#### TASK TO COMPLETE:
Find the lines below that include the word "this" and report how many there are, with no other text.

★ ★ ★ ★ ★

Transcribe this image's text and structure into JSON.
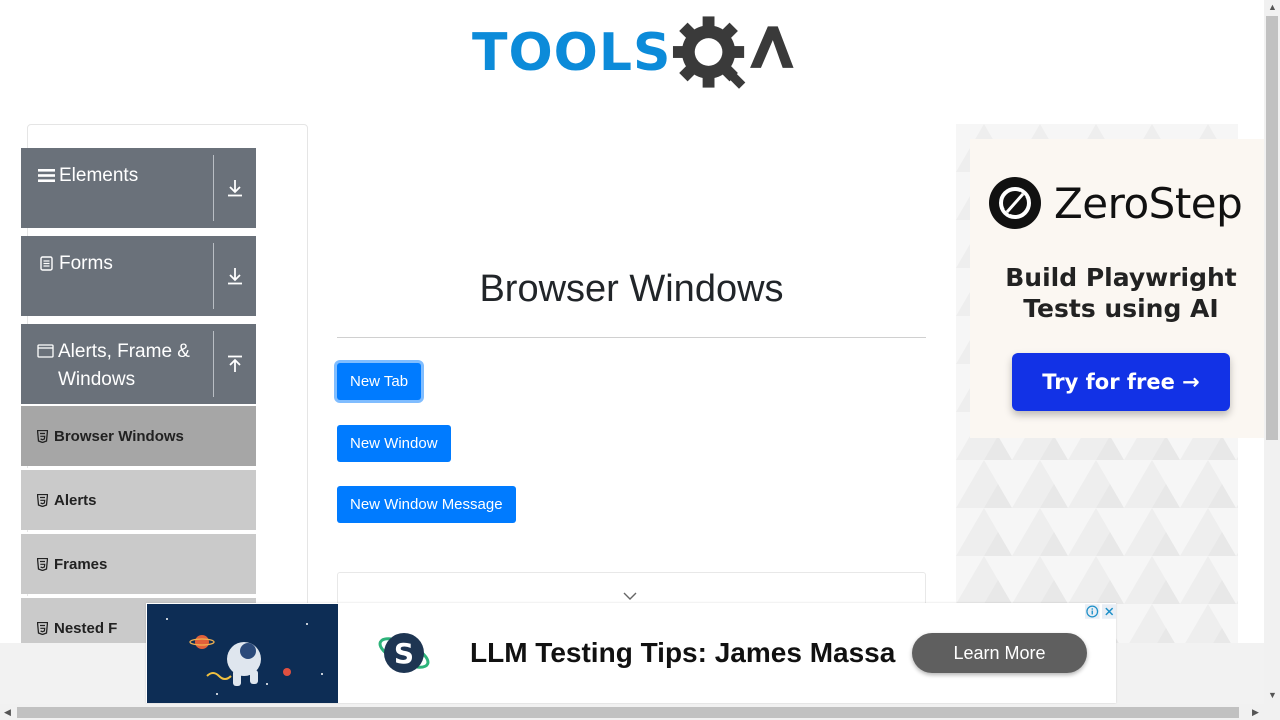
{
  "header": {
    "logo_text_tools": "TOOLS",
    "logo_text_qa": "QA",
    "brand_blue": "#0c8bd9",
    "brand_dark": "#3a3a3a"
  },
  "sidebar": {
    "groups": [
      {
        "label": "Elements",
        "icon": "hamburger-icon",
        "arrow": "download-arrow-icon"
      },
      {
        "label": "Forms",
        "icon": "document-icon",
        "arrow": "download-arrow-icon"
      },
      {
        "label": "Alerts, Frame & Windows",
        "icon": "window-icon",
        "arrow": "upload-arrow-icon"
      }
    ],
    "items": [
      {
        "label": "Browser Windows",
        "active": true
      },
      {
        "label": "Alerts",
        "active": false
      },
      {
        "label": "Frames",
        "active": false
      },
      {
        "label": "Nested F",
        "active": false
      }
    ]
  },
  "main": {
    "title": "Browser Windows",
    "buttons": {
      "new_tab": "New Tab",
      "new_window": "New Window",
      "new_window_message": "New Window Message"
    },
    "accent": "#007bff"
  },
  "ad_right": {
    "brand": "ZeroStep",
    "headline_line1": "Build Playwright",
    "headline_line2": "Tests using AI",
    "cta": "Try for free →",
    "cta_color": "#1232e6"
  },
  "ad_bottom": {
    "headline": "LLM Testing Tips: James Massa",
    "cta": "Learn More",
    "logo_letter": "S"
  }
}
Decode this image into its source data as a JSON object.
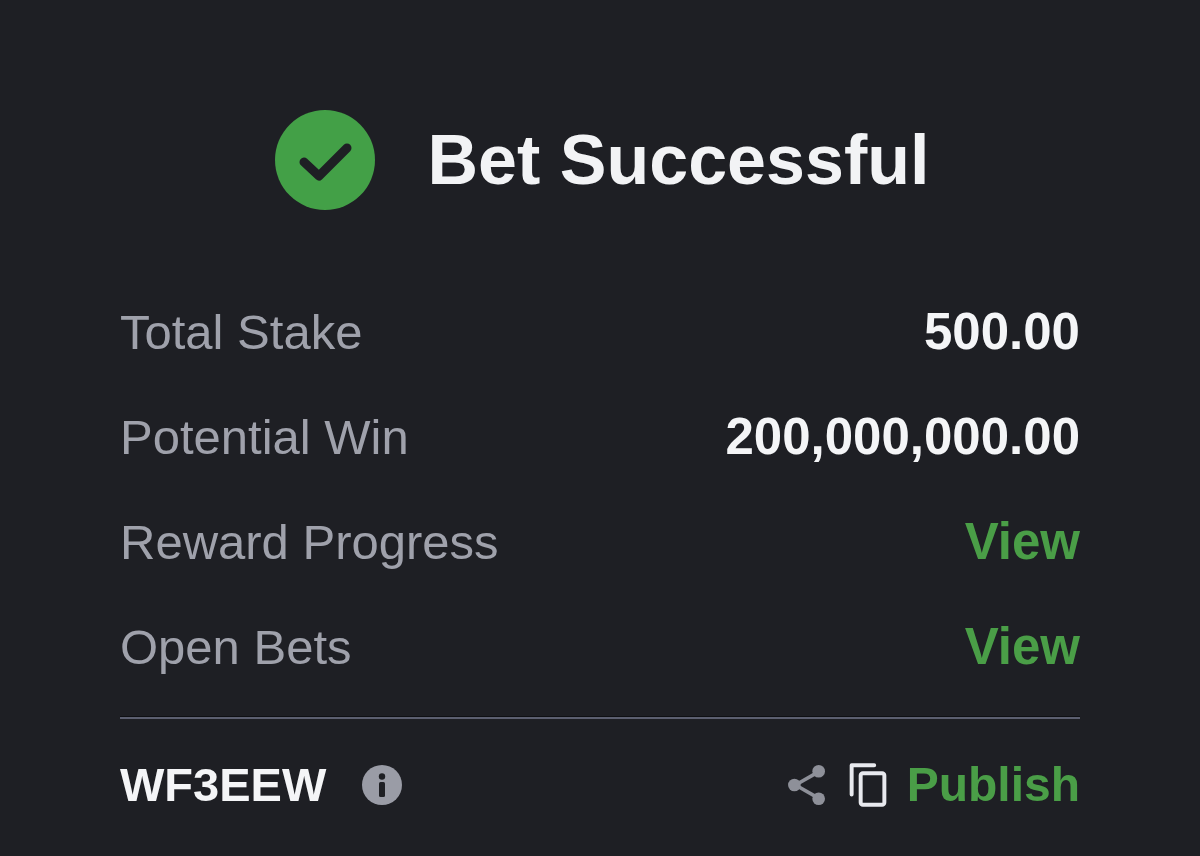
{
  "header": {
    "title": "Bet Successful"
  },
  "summary": [
    {
      "label": "Total Stake",
      "value": "500.00",
      "kind": "amount"
    },
    {
      "label": "Potential Win",
      "value": "200,000,000.00",
      "kind": "amount"
    },
    {
      "label": "Reward Progress",
      "value": "View",
      "kind": "link"
    },
    {
      "label": "Open Bets",
      "value": "View",
      "kind": "link"
    }
  ],
  "footer": {
    "booking_code": "WF3EEW",
    "publish_label": "Publish"
  }
}
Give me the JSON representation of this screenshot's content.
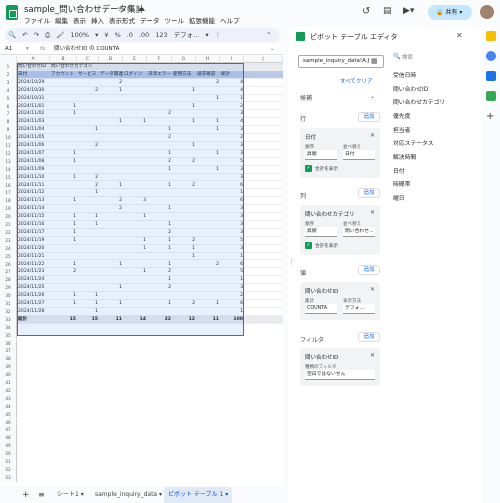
{
  "app": {
    "title": "sample_問い合わせデータ集計",
    "menu": [
      "ファイル",
      "編集",
      "表示",
      "挿入",
      "表示形式",
      "データ",
      "ツール",
      "拡張機能",
      "ヘルプ"
    ],
    "share_label": "共有"
  },
  "toolbar": {
    "zoom": "100%",
    "currency": "¥",
    "percent": "%",
    "dec1": ".0",
    "dec2": ".00",
    "fmt": "123",
    "font": "デフォ..."
  },
  "formula_bar": {
    "cell_ref": "A1",
    "fx": "fx",
    "content": "問い合わせID の COUNTA"
  },
  "grid": {
    "columns": [
      "A",
      "B",
      "C",
      "D",
      "E",
      "F",
      "G",
      "H",
      "I",
      "J"
    ],
    "row_numbers": [
      "1",
      "2",
      "3",
      "4",
      "5",
      "6",
      "7",
      "8",
      "9",
      "10",
      "11",
      "12",
      "13",
      "14",
      "15",
      "16",
      "17",
      "18",
      "19",
      "20",
      "21",
      "22",
      "23",
      "24",
      "25",
      "26",
      "27",
      "28",
      "29",
      "30",
      "31",
      "32",
      "33",
      "34",
      "35",
      "36",
      "37",
      "38",
      "39",
      "40",
      "41",
      "42",
      "43",
      "44",
      "45",
      "46",
      "47",
      "48",
      "49",
      "50",
      "51",
      "52",
      "53"
    ],
    "header1": [
      "問い合わせID",
      "問い合わせカテゴリ"
    ],
    "header2": [
      "日付",
      "アカウント",
      "サービス",
      "データ関連",
      "ログイン",
      "決済エラー",
      "使用方法",
      "請求確認",
      "総計"
    ],
    "rows": [
      [
        "2024/10/29",
        "",
        "",
        "2",
        "",
        "",
        "",
        "2",
        "4"
      ],
      [
        "2024/10/30",
        "",
        "2",
        "1",
        "",
        "",
        "1",
        "",
        "4"
      ],
      [
        "2024/10/31",
        "",
        "",
        "",
        "",
        "",
        "",
        "1",
        "1"
      ],
      [
        "2024/11/01",
        "1",
        "",
        "",
        "",
        "",
        "1",
        "",
        "2"
      ],
      [
        "2024/11/02",
        "1",
        "",
        "",
        "",
        "2",
        "",
        "",
        "3"
      ],
      [
        "2024/11/03",
        "",
        "",
        "1",
        "1",
        "",
        "1",
        "1",
        "4"
      ],
      [
        "2024/11/04",
        "",
        "1",
        "",
        "",
        "1",
        "",
        "1",
        "3"
      ],
      [
        "2024/11/05",
        "",
        "",
        "",
        "",
        "2",
        "",
        "",
        "2"
      ],
      [
        "2024/11/06",
        "",
        "2",
        "",
        "",
        "",
        "1",
        "",
        "3"
      ],
      [
        "2024/11/07",
        "1",
        "",
        "",
        "",
        "1",
        "",
        "1",
        "3"
      ],
      [
        "2024/11/08",
        "1",
        "",
        "",
        "",
        "2",
        "2",
        "",
        "5"
      ],
      [
        "2024/11/09",
        "",
        "",
        "",
        "",
        "1",
        "",
        "1",
        "3"
      ],
      [
        "2024/11/10",
        "1",
        "2",
        "",
        "",
        "",
        "",
        "",
        "3"
      ],
      [
        "2024/11/11",
        "",
        "2",
        "1",
        "",
        "1",
        "2",
        "",
        "6"
      ],
      [
        "2024/11/12",
        "",
        "1",
        "",
        "",
        "",
        "",
        "",
        "1"
      ],
      [
        "2024/11/13",
        "1",
        "",
        "2",
        "3",
        "",
        "",
        "",
        "6"
      ],
      [
        "2024/11/14",
        "",
        "",
        "2",
        "",
        "1",
        "",
        "",
        "3"
      ],
      [
        "2024/11/15",
        "1",
        "1",
        "",
        "1",
        "",
        "",
        "",
        "3"
      ],
      [
        "2024/11/16",
        "1",
        "1",
        "",
        "",
        "1",
        "",
        "",
        "3"
      ],
      [
        "2024/11/17",
        "1",
        "",
        "",
        "",
        "2",
        "",
        "",
        "3"
      ],
      [
        "2024/11/19",
        "1",
        "",
        "",
        "1",
        "1",
        "2",
        "",
        "5"
      ],
      [
        "2024/11/20",
        "",
        "",
        "",
        "1",
        "1",
        "1",
        "",
        "3"
      ],
      [
        "2024/11/21",
        "",
        "",
        "",
        "",
        "",
        "1",
        "",
        "1"
      ],
      [
        "2024/11/22",
        "1",
        "",
        "1",
        "",
        "1",
        "",
        "2",
        "6"
      ],
      [
        "2024/11/23",
        "2",
        "",
        "",
        "1",
        "2",
        "",
        "",
        "5"
      ],
      [
        "2024/11/24",
        "",
        "",
        "",
        "",
        "1",
        "",
        "",
        "1"
      ],
      [
        "2024/11/25",
        "",
        "",
        "1",
        "",
        "2",
        "",
        "",
        "3"
      ],
      [
        "2024/11/26",
        "1",
        "1",
        "",
        "",
        "",
        "",
        "",
        "2"
      ],
      [
        "2024/11/27",
        "1",
        "1",
        "1",
        "",
        "1",
        "2",
        "1",
        "6"
      ],
      [
        "2024/11/28",
        "",
        "1",
        "",
        "",
        "",
        "",
        "",
        "1"
      ]
    ],
    "total": [
      "総計",
      "15",
      "15",
      "11",
      "14",
      "22",
      "12",
      "11",
      "100"
    ]
  },
  "tabs": {
    "add": "+",
    "list": "≡",
    "sheet1": "シート1",
    "sheet2": "sample_inquiry_data",
    "sheet3": "ピボット テーブル 1"
  },
  "pivot_editor": {
    "title": "ピボット テーブル エディタ",
    "source": "sample_inquiry_data!A:J",
    "clear_all": "すべてクリア",
    "suggested": "候補",
    "rows_label": "行",
    "columns_label": "列",
    "values_label": "値",
    "filter_label": "フィルタ",
    "add_label": "追加",
    "row_card": {
      "title": "日付",
      "order_label": "順序",
      "order": "昇順",
      "sortby_label": "並べ替え",
      "sortby": "日付",
      "show_totals": "合計を表示"
    },
    "col_card": {
      "title": "問い合わせカテゴリ",
      "order_label": "順序",
      "order": "昇順",
      "sortby_label": "並べ替え",
      "sortby": "問い合わせ...",
      "show_totals": "合計を表示"
    },
    "value_card": {
      "title": "問い合わせID",
      "summarize_label": "集計",
      "summarize": "COUNTA",
      "showas_label": "表示方法",
      "showas": "デフォ..."
    },
    "filter_card": {
      "title": "問い合わせID",
      "status_label": "種類のフィルタ",
      "status": "空白ではないせん"
    }
  },
  "field_list": {
    "search_placeholder": "検索",
    "items": [
      "受信日時",
      "問い合わせID",
      "問い合わせカテゴリ",
      "優先度",
      "担当者",
      "対応ステータス",
      "解決時間",
      "日付",
      "時間帯",
      "曜日"
    ]
  },
  "colors": {
    "accent": "#1a73e8",
    "green": "#0f9d58",
    "share_bg": "#c2e7ff"
  }
}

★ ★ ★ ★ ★

#### ANSWER BOX:
3